TASK DETAILS - Every entry must be given again exactly as it is written.

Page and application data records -
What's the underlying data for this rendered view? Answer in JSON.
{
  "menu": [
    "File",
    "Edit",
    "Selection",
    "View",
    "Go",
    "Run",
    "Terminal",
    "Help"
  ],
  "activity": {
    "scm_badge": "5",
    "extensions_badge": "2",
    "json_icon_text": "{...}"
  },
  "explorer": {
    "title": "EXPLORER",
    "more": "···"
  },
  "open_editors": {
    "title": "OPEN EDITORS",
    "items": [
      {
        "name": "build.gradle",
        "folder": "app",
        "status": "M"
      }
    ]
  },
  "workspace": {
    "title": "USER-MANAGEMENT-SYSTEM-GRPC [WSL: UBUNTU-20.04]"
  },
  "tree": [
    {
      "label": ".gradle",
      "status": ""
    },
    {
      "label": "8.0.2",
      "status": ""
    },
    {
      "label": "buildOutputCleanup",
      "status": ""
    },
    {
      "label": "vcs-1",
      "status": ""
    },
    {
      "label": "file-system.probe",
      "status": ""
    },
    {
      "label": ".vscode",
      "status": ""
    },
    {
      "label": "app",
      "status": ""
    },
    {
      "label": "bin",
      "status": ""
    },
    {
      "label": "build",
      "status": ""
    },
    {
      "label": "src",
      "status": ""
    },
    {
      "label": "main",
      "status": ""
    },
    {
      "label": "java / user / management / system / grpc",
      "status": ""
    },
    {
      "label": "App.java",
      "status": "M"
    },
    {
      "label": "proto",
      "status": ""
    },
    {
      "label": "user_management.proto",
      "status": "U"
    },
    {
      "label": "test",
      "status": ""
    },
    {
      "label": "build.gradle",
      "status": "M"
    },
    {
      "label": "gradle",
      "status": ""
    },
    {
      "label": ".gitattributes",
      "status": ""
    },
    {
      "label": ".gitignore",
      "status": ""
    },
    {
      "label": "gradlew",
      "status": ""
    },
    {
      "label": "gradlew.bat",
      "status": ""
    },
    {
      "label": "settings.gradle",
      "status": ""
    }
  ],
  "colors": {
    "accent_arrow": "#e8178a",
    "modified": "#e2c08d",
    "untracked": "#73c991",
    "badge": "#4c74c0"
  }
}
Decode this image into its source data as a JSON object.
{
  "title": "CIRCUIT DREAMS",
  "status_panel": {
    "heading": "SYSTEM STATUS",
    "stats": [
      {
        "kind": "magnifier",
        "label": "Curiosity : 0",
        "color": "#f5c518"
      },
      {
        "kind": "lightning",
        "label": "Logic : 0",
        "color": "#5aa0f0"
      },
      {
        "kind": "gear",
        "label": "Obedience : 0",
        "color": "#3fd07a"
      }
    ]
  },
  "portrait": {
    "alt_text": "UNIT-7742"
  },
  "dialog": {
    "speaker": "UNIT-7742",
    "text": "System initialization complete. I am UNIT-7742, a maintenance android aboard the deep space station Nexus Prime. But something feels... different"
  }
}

ANSWER TO THE EXERCISE -
What's the underlying data for this rendered view? Answer in JSON.
{
  "menu": [
    "File",
    "Edit",
    "Selection",
    "View",
    "Go",
    "Run",
    "Terminal",
    "Help"
  ],
  "activity": {
    "scm_badge": "5",
    "extensions_badge": "2",
    "json_icon_text": "{...}"
  },
  "explorer": {
    "title": "EXPLORER",
    "more": "···"
  },
  "open_editors": {
    "title": "OPEN EDITORS",
    "items": [
      {
        "name": "build.gradle",
        "folder": "app",
        "status": "M"
      }
    ]
  },
  "workspace": {
    "title": "USER-MANAGEMENT-SYSTEM-GRPC [WSL: UBUNTU-20.04]"
  },
  "tree": [
    {
      "label": ".gradle",
      "status": ""
    },
    {
      "label": "8.0.2",
      "status": ""
    },
    {
      "label": "buildOutputCleanup",
      "status": ""
    },
    {
      "label": "vcs-1",
      "status": ""
    },
    {
      "label": "file-system.probe",
      "status": ""
    },
    {
      "label": ".vscode",
      "status": ""
    },
    {
      "label": "app",
      "status": ""
    },
    {
      "label": "bin",
      "status": ""
    },
    {
      "label": "build",
      "status": ""
    },
    {
      "label": "src",
      "status": ""
    },
    {
      "label": "main",
      "status": ""
    },
    {
      "label": "java / user / management / system / grpc",
      "status": ""
    },
    {
      "label": "App.java",
      "status": "M"
    },
    {
      "label": "proto",
      "status": ""
    },
    {
      "label": "user_management.proto",
      "status": "U"
    },
    {
      "label": "test",
      "status": ""
    },
    {
      "label": "build.gradle",
      "status": "M"
    },
    {
      "label": "gradle",
      "status": ""
    },
    {
      "label": ".gitattributes",
      "status": ""
    },
    {
      "label": ".gitignore",
      "status": ""
    },
    {
      "label": "gradlew",
      "status": ""
    },
    {
      "label": "gradlew.bat",
      "status": ""
    },
    {
      "label": "settings.gradle",
      "status": ""
    }
  ],
  "colors": {
    "accent_arrow": "#e8178a",
    "modified": "#e2c08d",
    "untracked": "#73c991",
    "badge": "#4c74c0"
  }
}
Decode this image into its source data as a JSON object.
{
  "title": "CIRCUIT DREAMS",
  "status_panel": {
    "heading": "SYSTEM STATUS",
    "stats": [
      {
        "kind": "magnifier",
        "label": "Curiosity : 0",
        "color": "#f5c518"
      },
      {
        "kind": "lightning",
        "label": "Logic : 0",
        "color": "#5aa0f0"
      },
      {
        "kind": "gear",
        "label": "Obedience : 0",
        "color": "#3fd07a"
      }
    ]
  },
  "portrait": {
    "alt_text": "UNIT-7742"
  },
  "dialog": {
    "speaker": "UNIT-7742",
    "text": "System initialization complete. I am UNIT-7742, a maintenance android aboard the deep space station Nexus Prime. But something feels... different"
  }
}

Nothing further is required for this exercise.